Two of these ideas are put forth by two men whose animosity toward each other is renowned. As so often happens when egos grapple with a situation that affects many others—racing in New York is going to suffer, maybe even die. It seems unthinkable, but given the non-choices before us—and the seemingly insatiable hunger of so many politicians to control the sport—it’s very likely, unless we horsepeople step up to the plate and demand full participation in this mess.
Perhaps a class-action suit, on behalf of everyone who races, watches, bets or works in New York racing is the only reality check that’s viable at this late date. That might be the only Stooge slap that the crazed players notice.
The people whose lives and livelihoods will be permanently affected by the decision must storm the fortress, lest we lose the war. They—we--and the horses we own, train, love and protect—are the unwitting, unwilling victims in these scenarii. Unless we legally grab the reins and screech, “Whoa!”

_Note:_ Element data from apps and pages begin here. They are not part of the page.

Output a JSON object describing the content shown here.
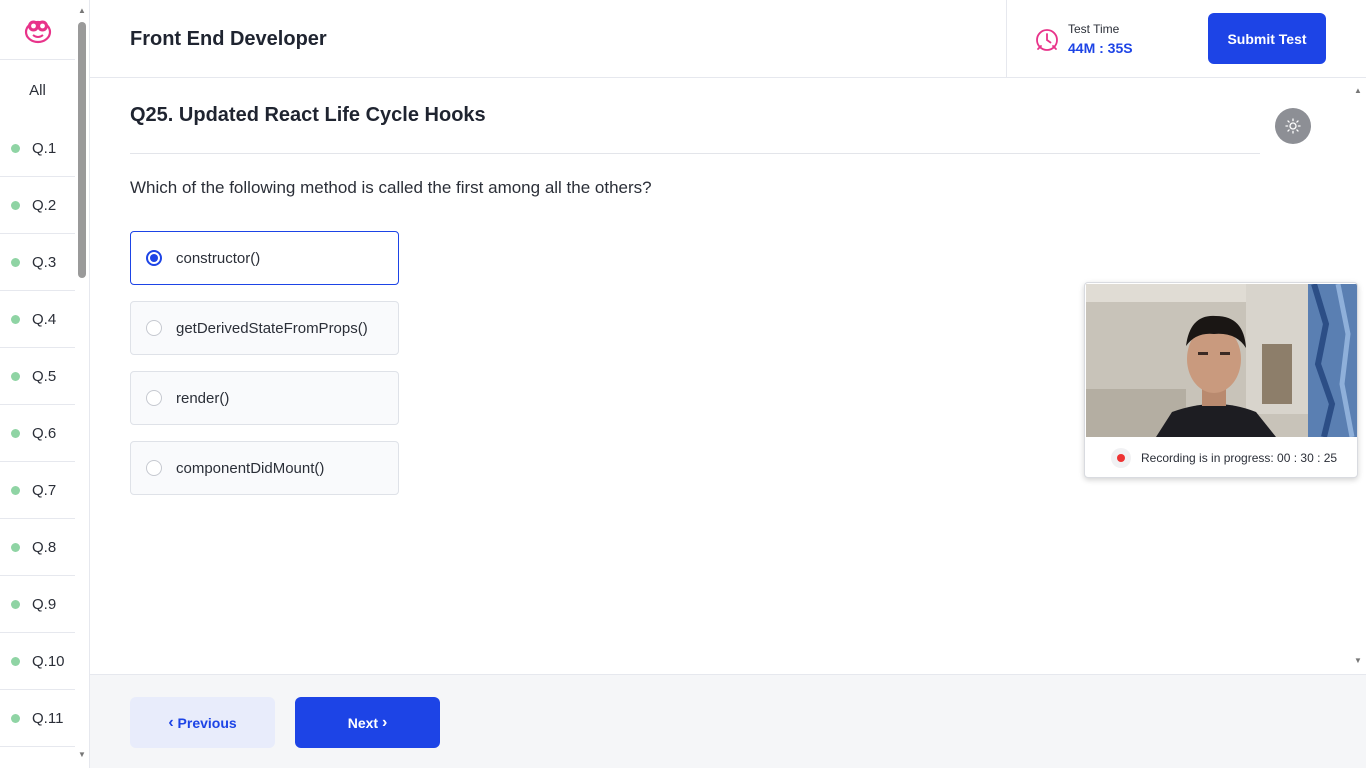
{
  "header": {
    "title": "Front End Developer",
    "timer_label": "Test Time",
    "timer_value": "44M : 35S",
    "submit_label": "Submit Test"
  },
  "sidebar": {
    "all_label": "All",
    "items": [
      "Q.1",
      "Q.2",
      "Q.3",
      "Q.4",
      "Q.5",
      "Q.6",
      "Q.7",
      "Q.8",
      "Q.9",
      "Q.10",
      "Q.11"
    ]
  },
  "question": {
    "title": "Q25. Updated React Life Cycle Hooks",
    "text": "Which of the following method is called the first among all the others?",
    "options": [
      "constructor()",
      "getDerivedStateFromProps()",
      "render()",
      "componentDidMount()"
    ],
    "selected_index": 0
  },
  "camera": {
    "recording_text": "Recording is in progress: 00 : 30 : 25"
  },
  "footer": {
    "previous_label": "Previous",
    "next_label": "Next"
  },
  "colors": {
    "accent": "#1d44e6",
    "status_answered": "#8fd4a4",
    "timer_icon": "#e8338a",
    "recording": "#e33333"
  },
  "icons": {
    "logo": "mascot-face-icon",
    "timer": "clock-icon",
    "theme": "sun-icon"
  }
}
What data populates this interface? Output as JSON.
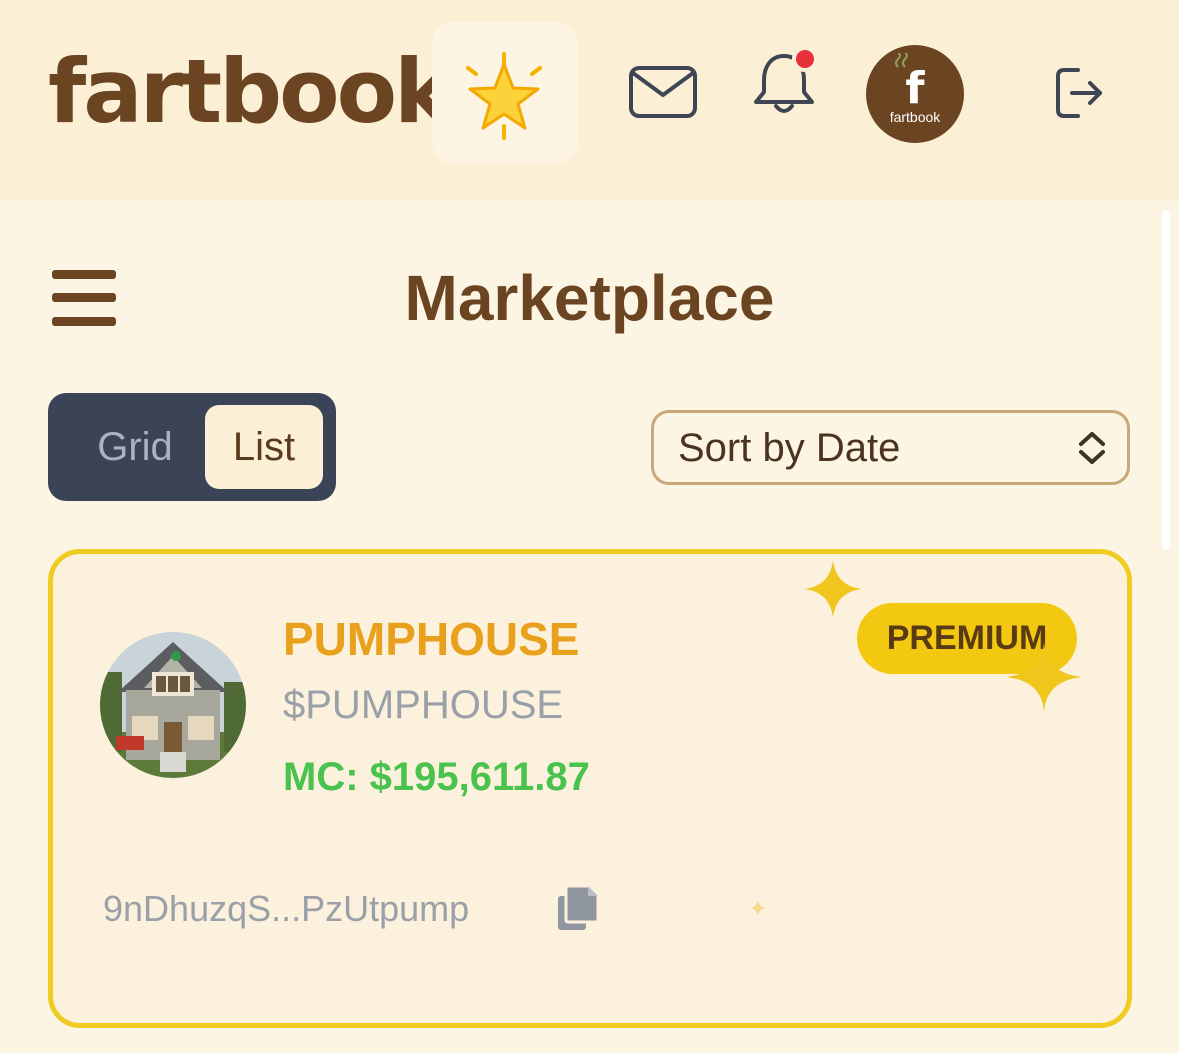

Can’t someone come up with a solution that’s based on actually caring about Thoroughbred racing in New York State—with no hidden agenda, no favors to pay? Never mind about looking for Moe—where’s Clint Eastwood?
Too many cooks (once again), too much stirring of the proverbial pot. Oy, I have a headache just writing about it.
But, hey, why should I care, now that I live in Lexington? I care because, in my heart, I’ll always be a Saratogian. I care, because millions of people around the world acknowledge New York racing as The Best in the United States. I care because I love the horses; I love the people; I love the sport.
And all I’m asking is that everyone take a step back, breathe and put their own cravings aside while making decisions that are for the good of ALL concerned—not the desires of a few politicos, on either side of the aisle. The real needs, of the real workers and athletes in this industry.
Maybe I’m grateful that I now live in Lex, for surely—I’m embarrassed to think of myself as a New Yorker these days. And I know, for certain, that after December 31st—at least we’ll still have racing in Kentucky.